Locate every line below that contains the word "price" and copy it.

Excerpts from an interface dataset:
━━━

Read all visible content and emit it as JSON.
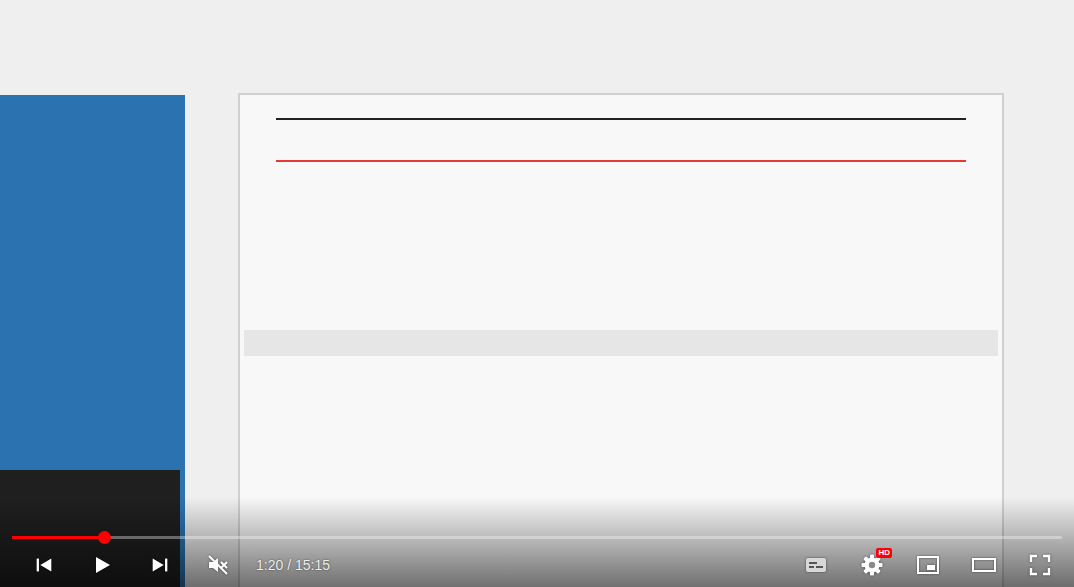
{
  "video": {
    "paused": true
  },
  "progress": {
    "level": 0.088
  },
  "volume": {
    "muted": true
  },
  "time": "1:20 / 15:15",
  "subtitles": {
    "on": false
  },
  "settings": {
    "badge": "HD"
  }
}
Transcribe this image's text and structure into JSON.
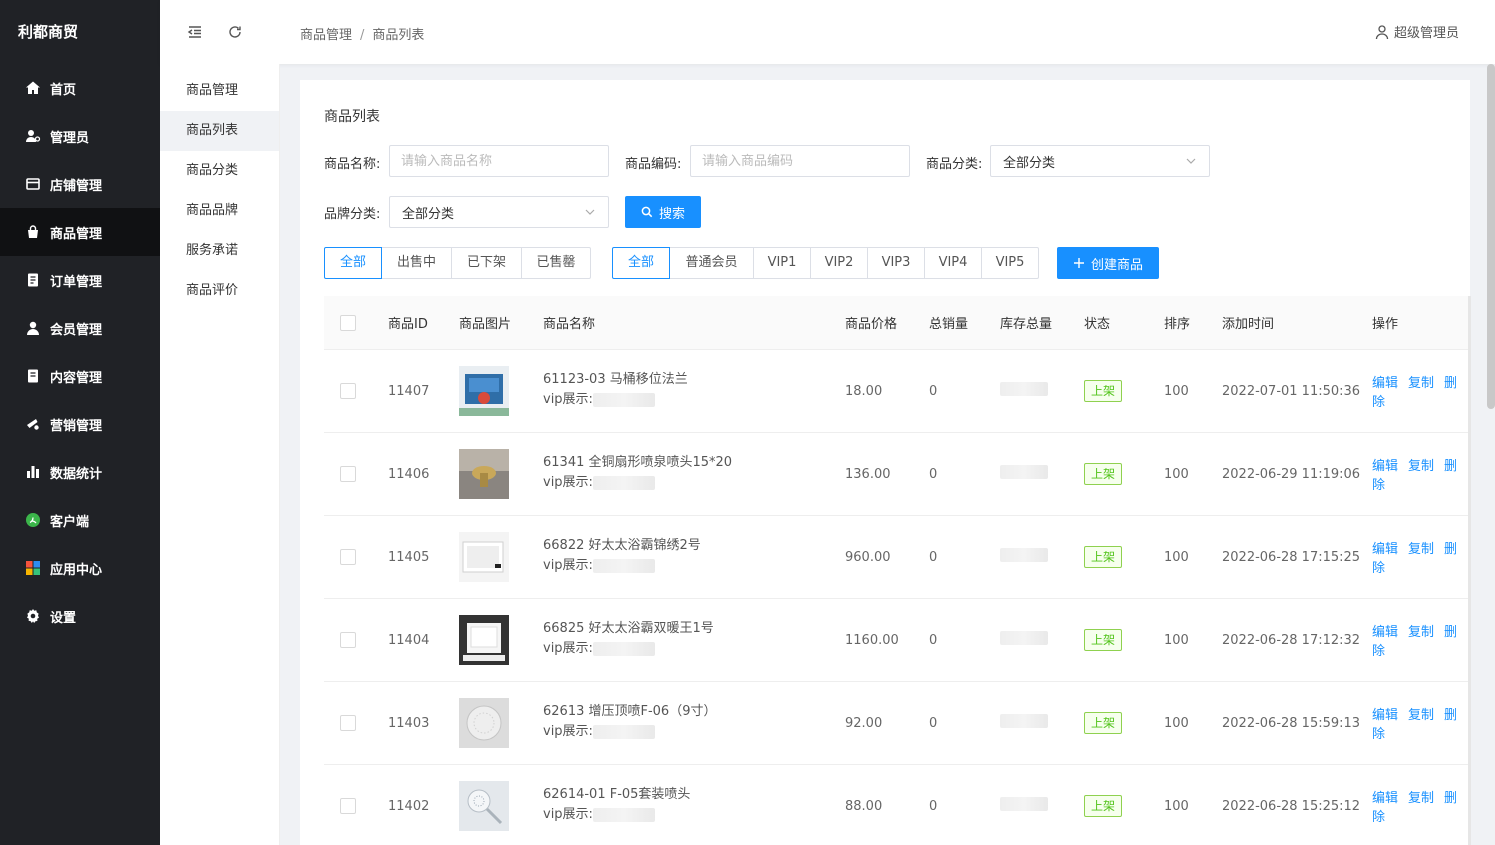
{
  "brand": "利都商贸",
  "nav": [
    {
      "label": "首页",
      "icon": "home-icon",
      "key": "home"
    },
    {
      "label": "管理员",
      "icon": "admin-icon",
      "key": "admin"
    },
    {
      "label": "店铺管理",
      "icon": "store-icon",
      "key": "store"
    },
    {
      "label": "商品管理",
      "icon": "shopping-bag-icon",
      "key": "goods"
    },
    {
      "label": "订单管理",
      "icon": "order-icon",
      "key": "order"
    },
    {
      "label": "会员管理",
      "icon": "member-icon",
      "key": "member"
    },
    {
      "label": "内容管理",
      "icon": "content-icon",
      "key": "content"
    },
    {
      "label": "营销管理",
      "icon": "marketing-icon",
      "key": "marketing"
    },
    {
      "label": "数据统计",
      "icon": "bar-chart-icon",
      "key": "stats"
    },
    {
      "label": "客户端",
      "icon": "client-icon",
      "key": "client"
    },
    {
      "label": "应用中心",
      "icon": "apps-icon",
      "key": "apps"
    },
    {
      "label": "设置",
      "icon": "gear-icon",
      "key": "settings"
    }
  ],
  "subnav": [
    "商品管理",
    "商品列表",
    "商品分类",
    "商品品牌",
    "服务承诺",
    "商品评价"
  ],
  "breadcrumb": {
    "root": "商品管理",
    "sep": "/",
    "current": "商品列表"
  },
  "user": {
    "name": "超级管理员"
  },
  "card_title": "商品列表",
  "filters": {
    "name_label": "商品名称:",
    "name_placeholder": "请输入商品名称",
    "code_label": "商品编码:",
    "code_placeholder": "请输入商品编码",
    "category_label": "商品分类:",
    "category_value": "全部分类",
    "brand_label": "品牌分类:",
    "brand_value": "全部分类",
    "search_label": "搜索"
  },
  "status_tabs": [
    "全部",
    "出售中",
    "已下架",
    "已售罄"
  ],
  "member_tabs": [
    "全部",
    "普通会员",
    "VIP1",
    "VIP2",
    "VIP3",
    "VIP4",
    "VIP5"
  ],
  "create_label": "创建商品",
  "table": {
    "headers": {
      "id": "商品ID",
      "img": "商品图片",
      "name": "商品名称",
      "price": "商品价格",
      "sales": "总销量",
      "stock": "库存总量",
      "status": "状态",
      "sort": "排序",
      "time": "添加时间",
      "ops": "操作"
    },
    "vip_prefix": "vip展示:",
    "ops": [
      "编辑",
      "复制",
      "删除"
    ],
    "rows": [
      {
        "id": "11407",
        "name": "61123-03 马桶移位法兰",
        "price": "18.00",
        "sales": "0",
        "status": "上架",
        "sort": "100",
        "time": "2022-07-01 11:50:36",
        "thumb": "flange"
      },
      {
        "id": "11406",
        "name": "61341 全铜扇形喷泉喷头15*20",
        "price": "136.00",
        "sales": "0",
        "status": "上架",
        "sort": "100",
        "time": "2022-06-29 11:19:06",
        "thumb": "brass"
      },
      {
        "id": "11405",
        "name": "66822 好太太浴霸锦绣2号",
        "price": "960.00",
        "sales": "0",
        "status": "上架",
        "sort": "100",
        "time": "2022-06-28 17:15:25",
        "thumb": "heater"
      },
      {
        "id": "11404",
        "name": "66825 好太太浴霸双暖王1号",
        "price": "1160.00",
        "sales": "0",
        "status": "上架",
        "sort": "100",
        "time": "2022-06-28 17:12:32",
        "thumb": "heater2"
      },
      {
        "id": "11403",
        "name": "62613 增压顶喷F-06（9寸）",
        "price": "92.00",
        "sales": "0",
        "status": "上架",
        "sort": "100",
        "time": "2022-06-28 15:59:13",
        "thumb": "shower"
      },
      {
        "id": "11402",
        "name": "62614-01 F-05套装喷头",
        "price": "88.00",
        "sales": "0",
        "status": "上架",
        "sort": "100",
        "time": "2022-06-28 15:25:12",
        "thumb": "showerset"
      }
    ]
  }
}
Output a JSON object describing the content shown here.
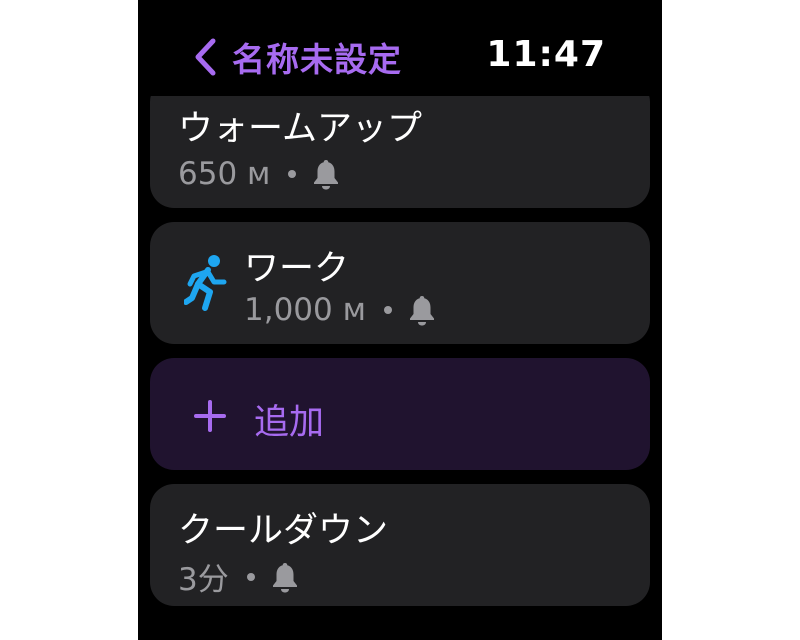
{
  "header": {
    "back_label": "名称未設定",
    "time": "11:47"
  },
  "steps": [
    {
      "title": "ウォームアップ",
      "value": "650 ᴍ",
      "icon": "bell-icon"
    },
    {
      "title": "ワーク",
      "value": "1,000 ᴍ",
      "icon": "running-figure-icon"
    },
    {
      "title": "クールダウン",
      "value": "3分",
      "icon": "bell-icon"
    }
  ],
  "add_button": {
    "label": "追加"
  },
  "colors": {
    "accent": "#a76bf0",
    "runner": "#1ea6f0",
    "card": "#222224",
    "add_card": "#20132f",
    "secondary_text": "#9a9a9e"
  }
}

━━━

-- SOLUTION FOR THIS PROBLEM --
      "price": "商品价格",
        "price": "18.00",
        "price": "136.00",
        "price": "960.00",
        "price": "1160.00",
        "price": "92.00",
        "price": "88.00",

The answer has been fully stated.